▶ **Assigned task**
Below are some records. Count the lines with "navy" in them and give nothing but the total.

▶ **Data in this exercise**

◆ ◆ ◆ ◆

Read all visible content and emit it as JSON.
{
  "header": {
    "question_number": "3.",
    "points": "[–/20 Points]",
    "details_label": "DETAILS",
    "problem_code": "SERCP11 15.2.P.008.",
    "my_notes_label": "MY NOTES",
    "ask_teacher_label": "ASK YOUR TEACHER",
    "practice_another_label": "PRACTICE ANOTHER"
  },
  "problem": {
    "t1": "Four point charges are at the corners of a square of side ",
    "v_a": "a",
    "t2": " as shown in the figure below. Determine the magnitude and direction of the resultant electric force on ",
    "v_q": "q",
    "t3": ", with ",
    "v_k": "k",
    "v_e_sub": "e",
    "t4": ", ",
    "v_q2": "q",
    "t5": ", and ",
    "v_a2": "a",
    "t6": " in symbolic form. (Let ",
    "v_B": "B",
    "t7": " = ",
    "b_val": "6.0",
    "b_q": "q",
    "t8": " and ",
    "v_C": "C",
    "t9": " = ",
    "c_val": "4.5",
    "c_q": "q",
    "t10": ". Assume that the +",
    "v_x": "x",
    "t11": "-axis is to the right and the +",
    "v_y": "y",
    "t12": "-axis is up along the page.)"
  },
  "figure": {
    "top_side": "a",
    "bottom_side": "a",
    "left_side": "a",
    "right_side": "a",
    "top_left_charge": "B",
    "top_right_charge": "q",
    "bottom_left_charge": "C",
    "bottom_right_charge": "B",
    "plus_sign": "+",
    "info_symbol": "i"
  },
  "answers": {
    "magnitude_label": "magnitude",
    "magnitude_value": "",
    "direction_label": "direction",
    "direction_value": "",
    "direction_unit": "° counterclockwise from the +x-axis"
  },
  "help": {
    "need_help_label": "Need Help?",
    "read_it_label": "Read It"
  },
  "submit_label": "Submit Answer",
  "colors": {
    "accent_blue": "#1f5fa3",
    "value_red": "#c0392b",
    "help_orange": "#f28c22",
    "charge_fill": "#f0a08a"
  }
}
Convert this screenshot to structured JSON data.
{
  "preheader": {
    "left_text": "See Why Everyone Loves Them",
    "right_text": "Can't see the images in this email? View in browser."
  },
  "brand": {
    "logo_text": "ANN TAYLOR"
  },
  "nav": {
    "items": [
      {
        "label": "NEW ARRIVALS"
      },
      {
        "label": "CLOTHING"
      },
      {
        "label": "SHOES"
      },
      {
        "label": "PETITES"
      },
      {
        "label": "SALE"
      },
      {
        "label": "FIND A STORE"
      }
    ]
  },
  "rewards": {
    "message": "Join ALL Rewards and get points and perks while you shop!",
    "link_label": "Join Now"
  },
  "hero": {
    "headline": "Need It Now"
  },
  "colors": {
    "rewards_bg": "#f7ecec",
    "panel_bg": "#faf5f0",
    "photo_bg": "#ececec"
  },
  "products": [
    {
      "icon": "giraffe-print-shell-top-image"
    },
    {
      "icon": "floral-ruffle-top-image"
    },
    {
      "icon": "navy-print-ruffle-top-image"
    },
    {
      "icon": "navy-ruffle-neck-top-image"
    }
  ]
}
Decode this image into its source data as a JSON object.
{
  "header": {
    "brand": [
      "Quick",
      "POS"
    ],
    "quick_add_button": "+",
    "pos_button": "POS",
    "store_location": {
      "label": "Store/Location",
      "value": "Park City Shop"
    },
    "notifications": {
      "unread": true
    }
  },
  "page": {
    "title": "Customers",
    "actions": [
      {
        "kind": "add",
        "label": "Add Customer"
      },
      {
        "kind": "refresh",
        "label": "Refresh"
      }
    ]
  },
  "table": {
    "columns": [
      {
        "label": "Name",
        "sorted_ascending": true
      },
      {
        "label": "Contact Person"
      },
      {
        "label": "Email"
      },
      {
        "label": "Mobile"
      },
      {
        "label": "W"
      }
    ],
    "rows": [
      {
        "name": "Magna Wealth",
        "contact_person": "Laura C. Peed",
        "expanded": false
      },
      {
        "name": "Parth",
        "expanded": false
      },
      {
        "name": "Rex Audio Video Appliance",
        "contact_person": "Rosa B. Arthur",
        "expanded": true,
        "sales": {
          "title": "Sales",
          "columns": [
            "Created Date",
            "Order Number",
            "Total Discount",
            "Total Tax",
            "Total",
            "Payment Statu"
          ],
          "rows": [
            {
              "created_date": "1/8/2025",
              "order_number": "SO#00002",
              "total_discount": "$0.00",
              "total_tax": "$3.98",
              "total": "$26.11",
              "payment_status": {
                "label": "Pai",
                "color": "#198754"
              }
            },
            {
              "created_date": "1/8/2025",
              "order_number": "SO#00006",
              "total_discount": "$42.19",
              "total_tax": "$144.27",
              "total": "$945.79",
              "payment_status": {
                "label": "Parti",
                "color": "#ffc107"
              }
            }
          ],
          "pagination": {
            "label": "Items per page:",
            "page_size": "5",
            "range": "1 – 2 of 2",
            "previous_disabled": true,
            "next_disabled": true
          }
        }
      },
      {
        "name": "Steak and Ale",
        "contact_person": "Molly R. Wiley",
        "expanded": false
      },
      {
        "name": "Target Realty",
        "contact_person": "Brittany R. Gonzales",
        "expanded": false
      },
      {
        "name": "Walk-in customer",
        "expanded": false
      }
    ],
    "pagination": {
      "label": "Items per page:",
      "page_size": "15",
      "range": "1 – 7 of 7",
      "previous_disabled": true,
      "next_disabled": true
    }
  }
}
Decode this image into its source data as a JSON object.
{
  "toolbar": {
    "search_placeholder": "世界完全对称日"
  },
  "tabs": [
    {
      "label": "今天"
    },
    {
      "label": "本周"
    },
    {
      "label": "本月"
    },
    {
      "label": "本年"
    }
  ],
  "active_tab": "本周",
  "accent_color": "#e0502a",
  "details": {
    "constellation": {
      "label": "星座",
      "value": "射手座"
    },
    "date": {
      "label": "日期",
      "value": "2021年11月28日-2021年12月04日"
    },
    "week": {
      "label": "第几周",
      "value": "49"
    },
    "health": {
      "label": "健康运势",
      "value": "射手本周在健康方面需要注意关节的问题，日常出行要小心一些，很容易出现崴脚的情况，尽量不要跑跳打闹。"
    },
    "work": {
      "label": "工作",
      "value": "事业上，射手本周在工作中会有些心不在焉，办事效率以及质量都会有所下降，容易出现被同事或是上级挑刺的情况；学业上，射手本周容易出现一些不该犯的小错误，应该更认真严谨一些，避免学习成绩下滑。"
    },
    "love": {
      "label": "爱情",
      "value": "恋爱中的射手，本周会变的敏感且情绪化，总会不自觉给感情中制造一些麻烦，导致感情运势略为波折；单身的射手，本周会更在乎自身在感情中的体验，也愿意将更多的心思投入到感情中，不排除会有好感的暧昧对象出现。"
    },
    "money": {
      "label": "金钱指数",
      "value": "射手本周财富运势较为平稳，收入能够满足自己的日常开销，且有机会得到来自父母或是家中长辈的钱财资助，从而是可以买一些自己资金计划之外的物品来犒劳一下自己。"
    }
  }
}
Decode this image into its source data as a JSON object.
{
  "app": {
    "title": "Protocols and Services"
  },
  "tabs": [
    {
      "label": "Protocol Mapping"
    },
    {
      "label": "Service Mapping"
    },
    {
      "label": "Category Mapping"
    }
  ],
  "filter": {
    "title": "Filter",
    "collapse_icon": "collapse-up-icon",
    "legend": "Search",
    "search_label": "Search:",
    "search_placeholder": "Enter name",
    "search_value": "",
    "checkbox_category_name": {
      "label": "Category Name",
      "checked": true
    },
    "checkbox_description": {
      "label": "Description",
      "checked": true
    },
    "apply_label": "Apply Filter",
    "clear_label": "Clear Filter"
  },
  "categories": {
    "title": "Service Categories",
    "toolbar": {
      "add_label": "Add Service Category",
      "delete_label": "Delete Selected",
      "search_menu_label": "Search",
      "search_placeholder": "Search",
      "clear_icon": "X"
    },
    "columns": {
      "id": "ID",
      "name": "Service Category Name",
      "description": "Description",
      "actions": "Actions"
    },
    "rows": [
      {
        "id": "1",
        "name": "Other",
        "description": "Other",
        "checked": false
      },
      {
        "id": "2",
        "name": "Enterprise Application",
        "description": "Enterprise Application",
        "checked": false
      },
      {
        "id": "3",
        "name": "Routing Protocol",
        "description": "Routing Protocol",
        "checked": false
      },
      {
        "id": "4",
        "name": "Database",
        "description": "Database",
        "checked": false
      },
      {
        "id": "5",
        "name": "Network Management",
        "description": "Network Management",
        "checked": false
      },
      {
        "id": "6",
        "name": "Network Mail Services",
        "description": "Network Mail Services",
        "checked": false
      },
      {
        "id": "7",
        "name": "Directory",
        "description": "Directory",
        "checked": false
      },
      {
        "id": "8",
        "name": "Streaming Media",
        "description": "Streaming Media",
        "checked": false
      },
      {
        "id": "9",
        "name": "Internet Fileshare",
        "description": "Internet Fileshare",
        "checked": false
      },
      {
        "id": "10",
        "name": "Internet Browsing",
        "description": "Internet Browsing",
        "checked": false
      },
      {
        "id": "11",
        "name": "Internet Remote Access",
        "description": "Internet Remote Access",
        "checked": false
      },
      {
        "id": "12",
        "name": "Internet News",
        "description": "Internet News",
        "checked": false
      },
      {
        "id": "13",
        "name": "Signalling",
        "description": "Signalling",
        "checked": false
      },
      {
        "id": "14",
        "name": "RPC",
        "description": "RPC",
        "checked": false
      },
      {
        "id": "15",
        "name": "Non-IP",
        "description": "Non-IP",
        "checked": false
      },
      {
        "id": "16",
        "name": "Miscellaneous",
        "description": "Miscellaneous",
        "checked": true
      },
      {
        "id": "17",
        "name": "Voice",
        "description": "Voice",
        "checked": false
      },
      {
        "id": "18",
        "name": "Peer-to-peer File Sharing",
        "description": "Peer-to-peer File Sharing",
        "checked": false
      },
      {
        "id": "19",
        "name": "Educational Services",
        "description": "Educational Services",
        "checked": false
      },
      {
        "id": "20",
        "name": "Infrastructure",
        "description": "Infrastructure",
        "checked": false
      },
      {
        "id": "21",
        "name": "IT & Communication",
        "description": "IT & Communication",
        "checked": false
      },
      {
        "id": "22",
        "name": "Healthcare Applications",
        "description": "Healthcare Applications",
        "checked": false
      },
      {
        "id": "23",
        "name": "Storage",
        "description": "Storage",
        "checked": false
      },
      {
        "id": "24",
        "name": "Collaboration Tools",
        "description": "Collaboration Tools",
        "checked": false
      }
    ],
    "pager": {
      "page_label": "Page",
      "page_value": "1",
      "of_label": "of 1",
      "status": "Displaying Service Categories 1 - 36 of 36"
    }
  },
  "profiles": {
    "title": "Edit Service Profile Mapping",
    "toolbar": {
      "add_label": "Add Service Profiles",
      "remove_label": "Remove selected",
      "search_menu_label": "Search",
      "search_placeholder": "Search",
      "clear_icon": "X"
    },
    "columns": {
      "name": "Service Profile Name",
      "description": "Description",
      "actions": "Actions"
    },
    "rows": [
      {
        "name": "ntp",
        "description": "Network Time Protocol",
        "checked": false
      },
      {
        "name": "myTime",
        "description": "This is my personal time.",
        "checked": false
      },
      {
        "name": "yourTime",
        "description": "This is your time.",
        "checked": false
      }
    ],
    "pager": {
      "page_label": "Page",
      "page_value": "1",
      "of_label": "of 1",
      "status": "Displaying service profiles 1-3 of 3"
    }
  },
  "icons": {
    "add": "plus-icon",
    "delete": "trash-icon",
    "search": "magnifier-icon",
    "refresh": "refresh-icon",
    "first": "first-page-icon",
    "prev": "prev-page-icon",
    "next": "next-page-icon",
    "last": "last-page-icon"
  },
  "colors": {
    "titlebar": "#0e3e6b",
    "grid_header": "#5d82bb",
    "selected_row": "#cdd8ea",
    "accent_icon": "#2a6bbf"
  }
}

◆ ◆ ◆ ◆

▶ **The answer**
2